=== Section Start ===

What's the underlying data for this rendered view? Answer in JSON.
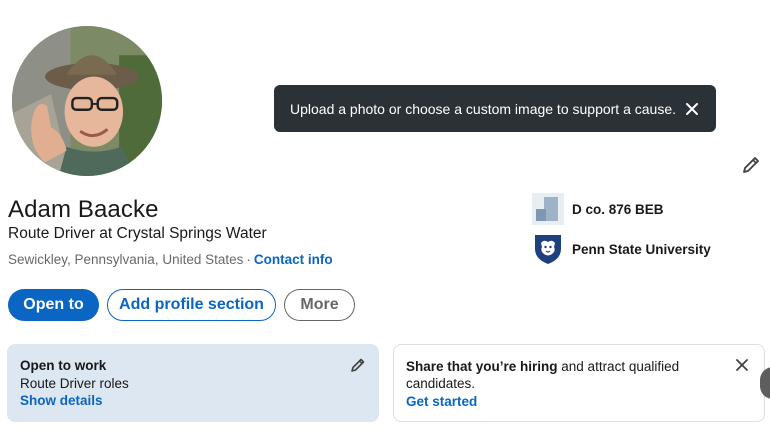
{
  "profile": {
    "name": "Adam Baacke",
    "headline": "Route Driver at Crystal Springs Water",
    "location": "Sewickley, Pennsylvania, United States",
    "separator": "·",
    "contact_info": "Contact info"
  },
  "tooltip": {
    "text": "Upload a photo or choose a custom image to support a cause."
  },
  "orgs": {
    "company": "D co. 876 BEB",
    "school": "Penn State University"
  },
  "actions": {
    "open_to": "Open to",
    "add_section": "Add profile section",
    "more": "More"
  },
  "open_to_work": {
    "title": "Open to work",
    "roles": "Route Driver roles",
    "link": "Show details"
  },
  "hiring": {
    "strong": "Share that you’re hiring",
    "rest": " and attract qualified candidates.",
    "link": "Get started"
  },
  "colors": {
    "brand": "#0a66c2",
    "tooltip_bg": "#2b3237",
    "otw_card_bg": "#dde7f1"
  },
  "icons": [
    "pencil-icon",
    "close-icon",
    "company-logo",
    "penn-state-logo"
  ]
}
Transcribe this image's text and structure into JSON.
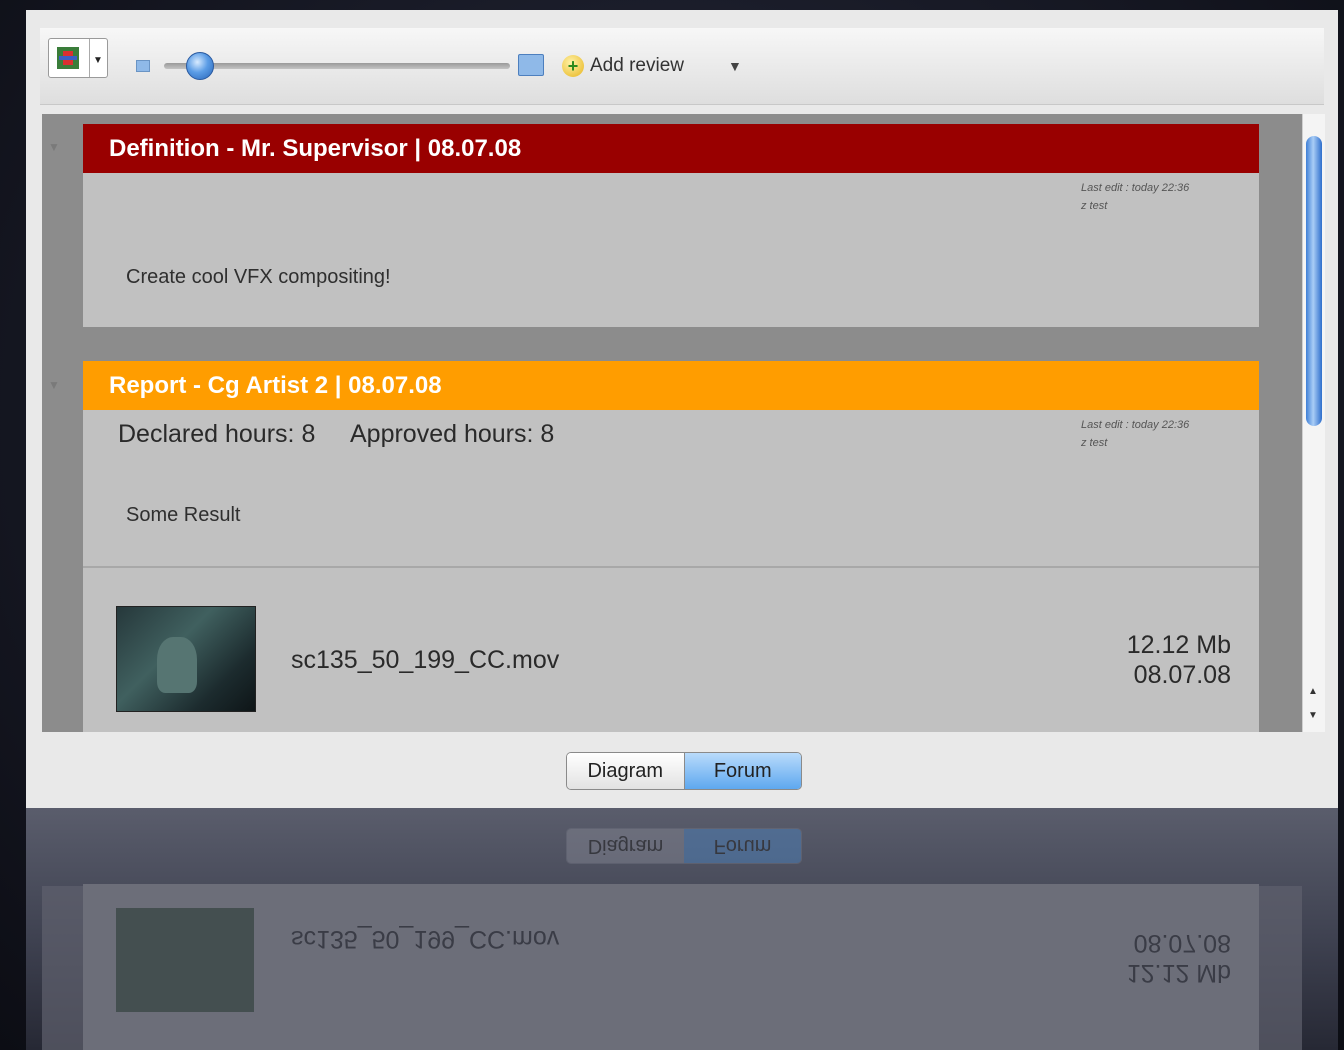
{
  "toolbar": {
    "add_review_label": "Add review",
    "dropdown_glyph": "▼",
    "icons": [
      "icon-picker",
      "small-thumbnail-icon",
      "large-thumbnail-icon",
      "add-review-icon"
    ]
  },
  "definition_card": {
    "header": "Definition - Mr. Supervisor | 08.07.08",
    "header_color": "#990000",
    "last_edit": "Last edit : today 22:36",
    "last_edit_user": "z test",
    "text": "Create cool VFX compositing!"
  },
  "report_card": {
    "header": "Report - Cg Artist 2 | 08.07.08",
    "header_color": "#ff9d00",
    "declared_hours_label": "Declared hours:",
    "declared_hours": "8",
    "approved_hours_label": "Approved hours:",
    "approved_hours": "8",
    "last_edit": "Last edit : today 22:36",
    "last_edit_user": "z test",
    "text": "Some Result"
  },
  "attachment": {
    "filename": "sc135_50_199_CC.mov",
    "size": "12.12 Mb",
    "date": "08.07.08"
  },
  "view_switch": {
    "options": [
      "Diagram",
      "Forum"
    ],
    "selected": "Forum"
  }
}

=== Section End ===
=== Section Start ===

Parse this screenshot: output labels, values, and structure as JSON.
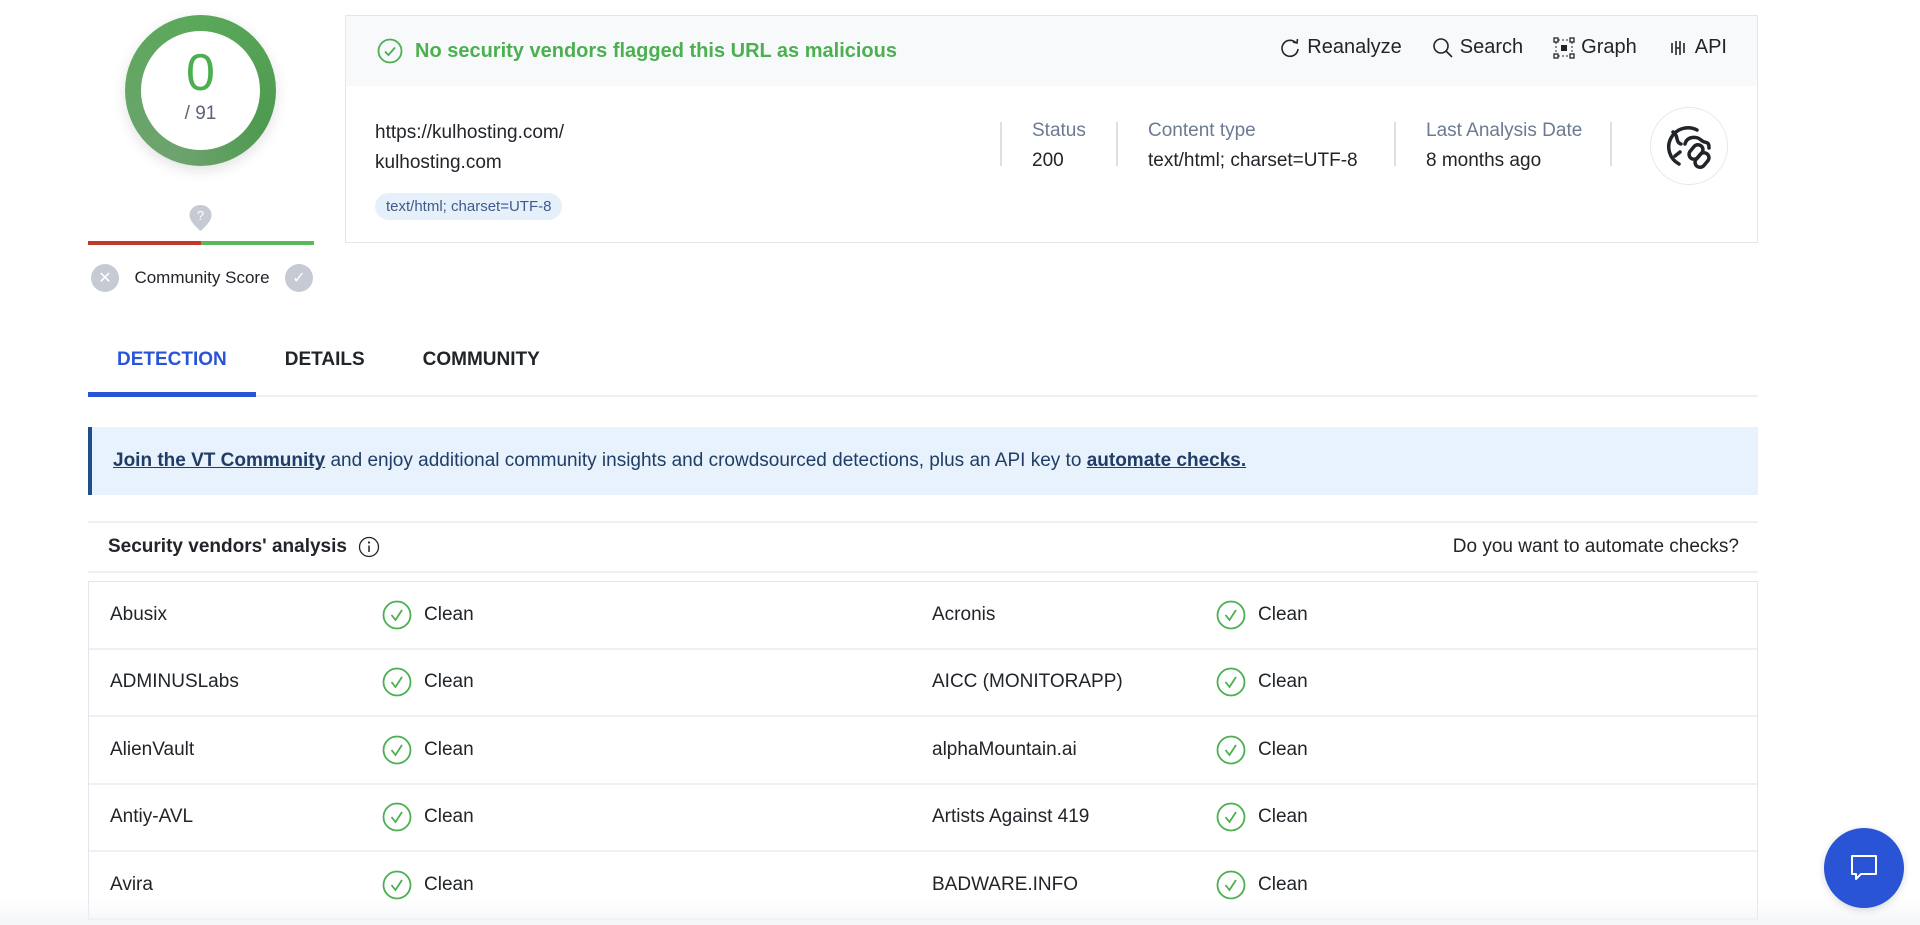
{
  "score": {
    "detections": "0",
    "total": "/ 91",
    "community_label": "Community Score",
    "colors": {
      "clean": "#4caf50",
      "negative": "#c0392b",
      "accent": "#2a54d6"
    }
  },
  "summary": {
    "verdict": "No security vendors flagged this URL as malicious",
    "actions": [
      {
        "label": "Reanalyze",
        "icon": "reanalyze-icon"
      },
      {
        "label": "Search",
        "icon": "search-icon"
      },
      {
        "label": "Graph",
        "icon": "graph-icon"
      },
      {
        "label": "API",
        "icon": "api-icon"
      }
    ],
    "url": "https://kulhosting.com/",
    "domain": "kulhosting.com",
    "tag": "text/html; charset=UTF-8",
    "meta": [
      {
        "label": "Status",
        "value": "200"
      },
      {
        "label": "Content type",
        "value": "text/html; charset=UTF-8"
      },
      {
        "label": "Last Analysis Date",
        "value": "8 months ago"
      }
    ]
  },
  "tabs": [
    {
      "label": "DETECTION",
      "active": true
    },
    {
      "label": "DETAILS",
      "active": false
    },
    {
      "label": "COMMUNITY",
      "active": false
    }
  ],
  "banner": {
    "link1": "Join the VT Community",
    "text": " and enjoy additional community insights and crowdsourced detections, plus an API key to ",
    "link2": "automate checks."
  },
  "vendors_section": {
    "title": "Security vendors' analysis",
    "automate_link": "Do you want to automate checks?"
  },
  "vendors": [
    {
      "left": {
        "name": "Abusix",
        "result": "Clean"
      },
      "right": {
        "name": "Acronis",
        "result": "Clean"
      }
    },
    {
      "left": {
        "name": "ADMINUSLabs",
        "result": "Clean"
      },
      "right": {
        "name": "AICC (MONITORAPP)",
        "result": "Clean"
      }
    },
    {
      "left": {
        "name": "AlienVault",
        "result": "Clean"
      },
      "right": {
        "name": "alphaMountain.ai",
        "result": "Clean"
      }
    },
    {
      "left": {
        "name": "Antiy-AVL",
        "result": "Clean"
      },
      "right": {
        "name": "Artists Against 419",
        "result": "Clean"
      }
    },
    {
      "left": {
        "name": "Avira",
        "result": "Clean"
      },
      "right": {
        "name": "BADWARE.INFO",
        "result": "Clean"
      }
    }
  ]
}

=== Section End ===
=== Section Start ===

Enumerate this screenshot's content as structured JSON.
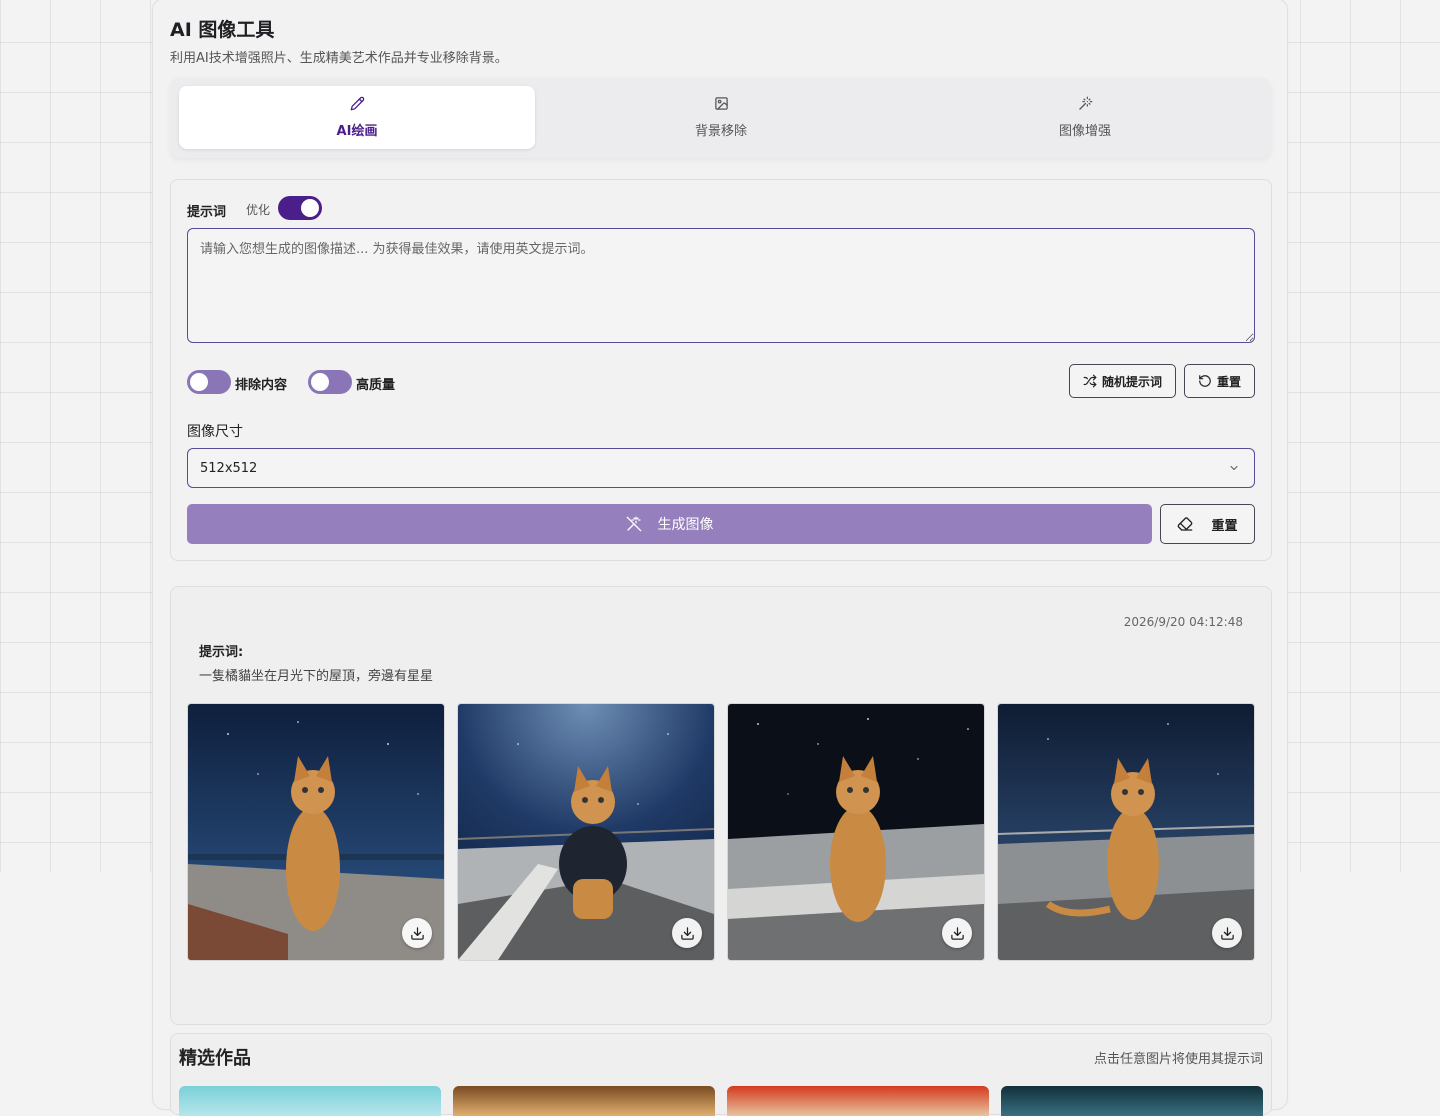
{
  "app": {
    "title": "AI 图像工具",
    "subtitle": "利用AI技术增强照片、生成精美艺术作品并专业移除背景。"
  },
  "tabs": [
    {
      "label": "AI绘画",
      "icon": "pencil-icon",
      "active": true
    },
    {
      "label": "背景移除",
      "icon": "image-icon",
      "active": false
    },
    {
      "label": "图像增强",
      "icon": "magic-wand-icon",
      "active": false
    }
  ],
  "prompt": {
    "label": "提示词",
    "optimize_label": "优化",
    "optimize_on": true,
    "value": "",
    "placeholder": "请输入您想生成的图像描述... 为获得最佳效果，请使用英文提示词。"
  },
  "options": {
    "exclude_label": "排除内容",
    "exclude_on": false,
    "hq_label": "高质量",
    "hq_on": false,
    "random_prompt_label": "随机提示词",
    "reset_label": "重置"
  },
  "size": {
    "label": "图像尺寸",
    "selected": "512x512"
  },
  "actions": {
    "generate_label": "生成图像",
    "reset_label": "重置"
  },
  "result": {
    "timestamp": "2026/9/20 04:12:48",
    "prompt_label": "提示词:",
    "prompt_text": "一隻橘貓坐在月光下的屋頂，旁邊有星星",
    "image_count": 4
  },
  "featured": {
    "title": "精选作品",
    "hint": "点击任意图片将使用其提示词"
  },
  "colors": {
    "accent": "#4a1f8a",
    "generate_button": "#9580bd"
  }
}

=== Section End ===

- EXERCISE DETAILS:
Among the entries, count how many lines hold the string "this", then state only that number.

- REPLY TO THE TASK:
5